Puck Fair is one of Ireland’s oldest fairs. It takes place annually 10–12 August in Killorglin, County Kerry.
Held in Killorgan, Co Kerry each year, a wild mountain goat is crowned king of the town by the Queen of Puck, who is traditionally a young local schoolgirl. There is a coronation parade and King Puck rules the town until his dethronement on the festival’s final day.
The first day of Puck is known as “the gathering”. On this day the Puck goat is enthroned on a stand in the town square and the horse fair is held. The second day of Puck is known as the “Fair day”. On this day a general cattle fair is held. The third and last day of Puck is known as the “scattering” day and on this day the goat is removed from his stand and his reign as king Puck ends and he is returned to the wild Kerry
Travelling around Ireland in October, we missed the Puck Fair, but I loved the legend.
Located on the Ring of Kerry, the village gives a fascinating insight into how people lived and worked in Ireland in the late 19th Century.
So what is Bog? Undrained bog is 95% water and 5% solid material. The solid part is made up of partially decayed vegetation i.e. trees, grass, roots, moss etc. Bogs were a major source of fuel for Irish homes.
A key member of an Irish Bog village would be the Irish Wolf Hound.
An ancient breed of Irish dog these were used for hunting.
The Kerry bog ponies are a native breed to Ireland and were used for transport and farm work, such as bringing home turf from the bog, seaweed from the beach and milk from the creamery.
Spent an interesting hour wandering around this true to life reconstruction. Life was certainly harsh.
A Road trip of Road trips today. The stunning Ring of Kerry. Starting in Kenmare, this is a 110 mile circular route around the Iveragh Peninsular covering stunning views, charming towns, rugged forests, gushing waterfalls, all edged by the rolling, crashing waves of The Atlantic Ocean. It was a sublime journey, covering breathtaking land and seascapes. Key stages of the journey included the Coomakista Pass, Macgillycuddy’s Reeks, Molls Gap, Skellig Micheal in the Atlantic, Waterville village and Cahersiveen.

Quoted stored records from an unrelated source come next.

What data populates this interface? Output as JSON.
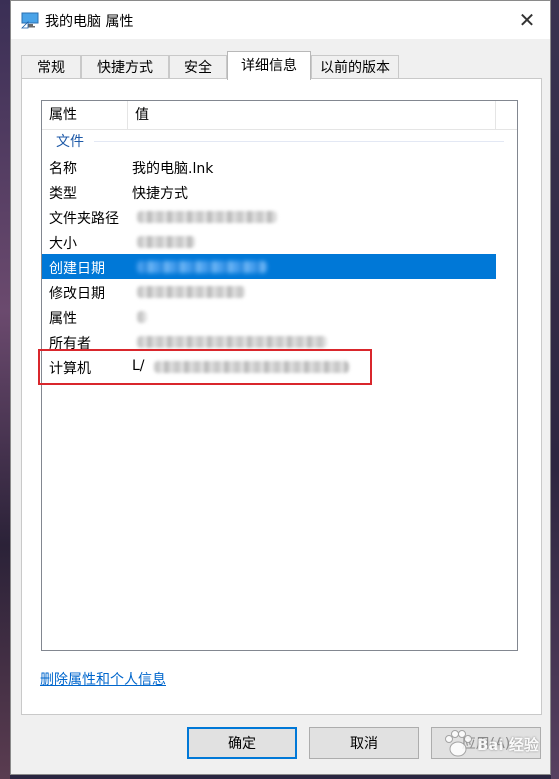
{
  "window": {
    "title": "我的电脑 属性",
    "close_glyph": "✕"
  },
  "tabs": [
    {
      "label": "常规"
    },
    {
      "label": "快捷方式"
    },
    {
      "label": "安全"
    },
    {
      "label": "详细信息"
    },
    {
      "label": "以前的版本"
    }
  ],
  "listview": {
    "col_property": "属性",
    "col_value": "值",
    "group_label": "文件",
    "rows": [
      {
        "key": "名称",
        "value": "我的电脑.lnk"
      },
      {
        "key": "类型",
        "value": "快捷方式"
      },
      {
        "key": "文件夹路径",
        "value": ""
      },
      {
        "key": "大小",
        "value": ""
      },
      {
        "key": "创建日期",
        "value": ""
      },
      {
        "key": "修改日期",
        "value": ""
      },
      {
        "key": "属性",
        "value": ""
      },
      {
        "key": "所有者",
        "value": ""
      },
      {
        "key": "计算机",
        "value": "L/"
      }
    ],
    "selected_row": "创建日期"
  },
  "remove_link": "删除属性和个人信息",
  "buttons": {
    "ok": "确定",
    "cancel": "取消",
    "apply": "应用(A)"
  },
  "watermark": {
    "text": "Bai 经验"
  },
  "colors": {
    "selection": "#0078d7",
    "link": "#0066cc",
    "highlight_box": "#d9262c",
    "group_text": "#1e5aa8"
  }
}
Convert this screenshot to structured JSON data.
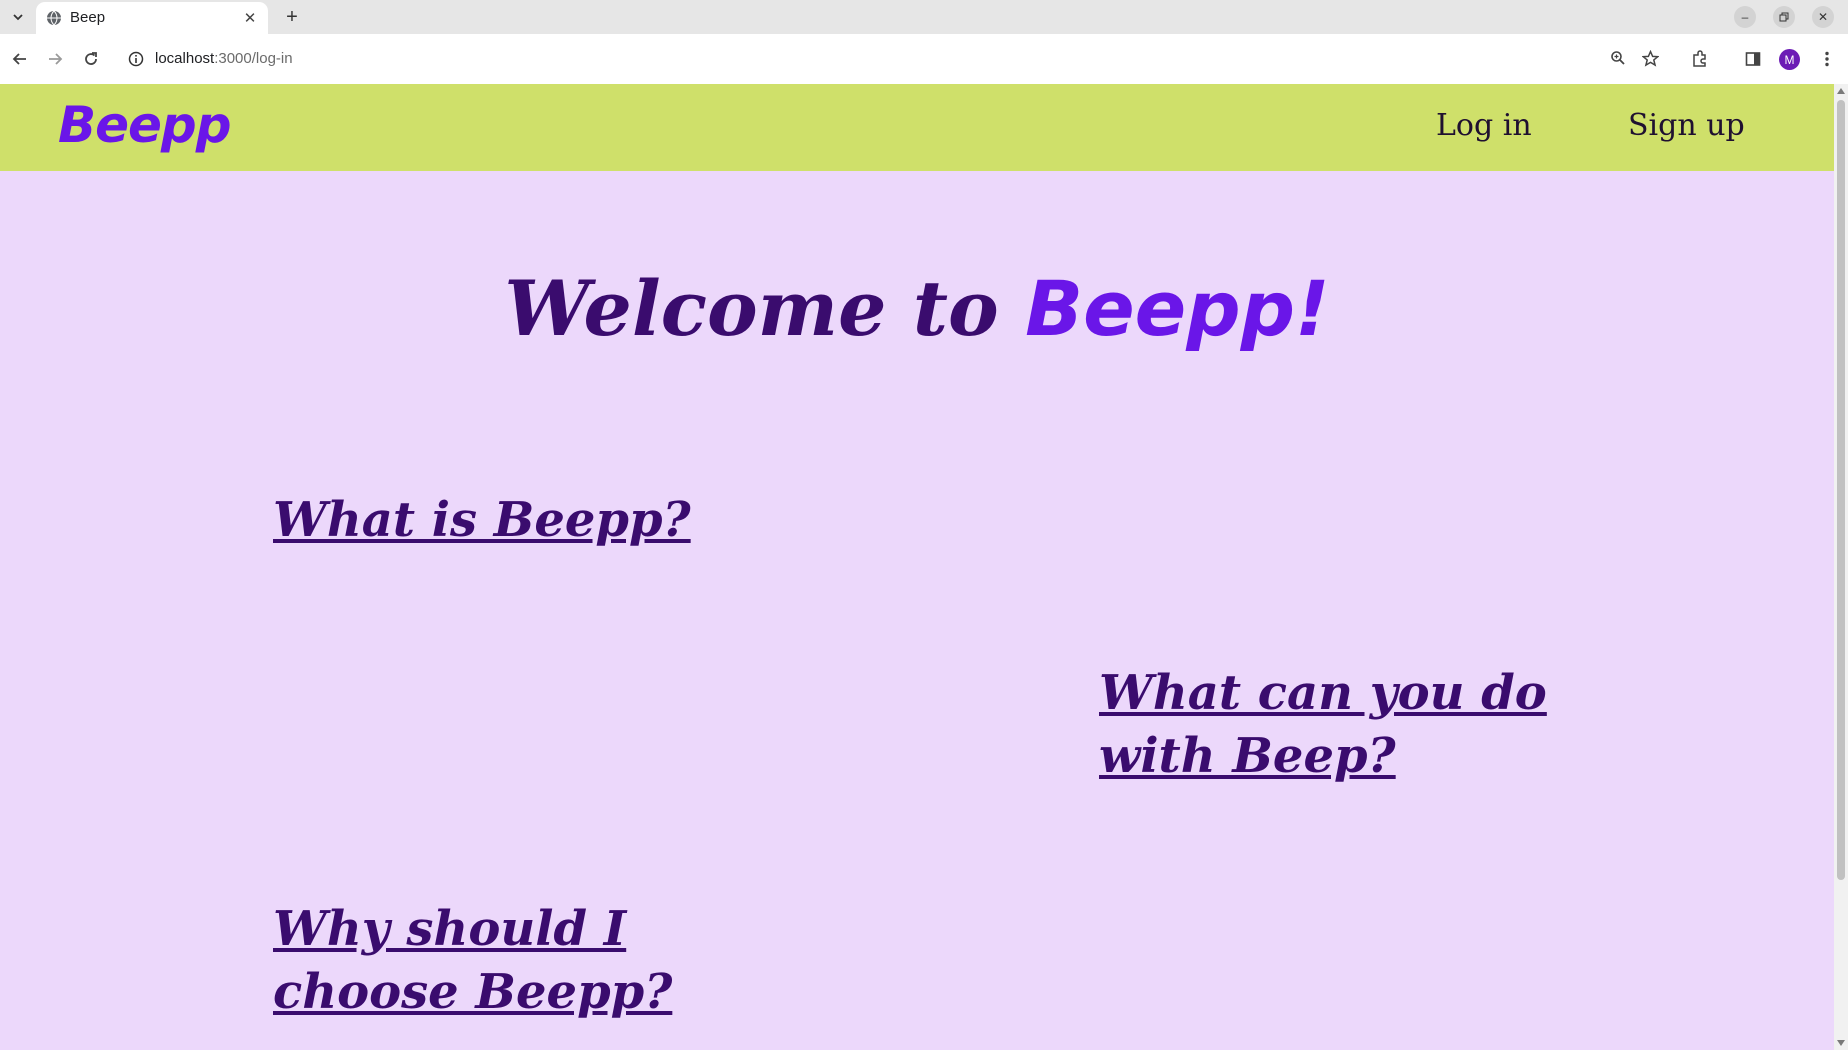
{
  "browser": {
    "tab_title": "Beep",
    "url_host": "localhost",
    "url_path": ":3000/log-in",
    "avatar_letter": "M"
  },
  "site": {
    "logo": "Beepp",
    "nav": {
      "login": "Log in",
      "signup": "Sign up"
    },
    "hero": {
      "prefix": "Welcome to ",
      "brand": "Beepp!"
    },
    "sections": [
      {
        "label": "What is Beepp?"
      },
      {
        "label_line1": "What can you do",
        "label_line2": "with Beep?"
      },
      {
        "label_line1": "Why should I",
        "label_line2": "choose Beepp?"
      }
    ]
  },
  "colors": {
    "header_bg": "#cfe06a",
    "page_bg": "#ecd8fb",
    "brand_purple": "#6a16e8",
    "heading_purple": "#3a0c6e"
  }
}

‘And some time make the time to drive out west … along the Flaggy Shore, In September or October, when the wind And the light are working off each other So that the ocean on one side is wild With foam and glitter…’
“You’ll never find a rainbow if you’re looking down.”
Charlie Chaplin (1888- 1977)
A short stop in Waterville today. A small town on the Wild Atlantic Way, Western Ireland where Charlie Chaplin, English comic actor, filmmaker, and composer who rose to fame in the era of silent film, liked to holiday.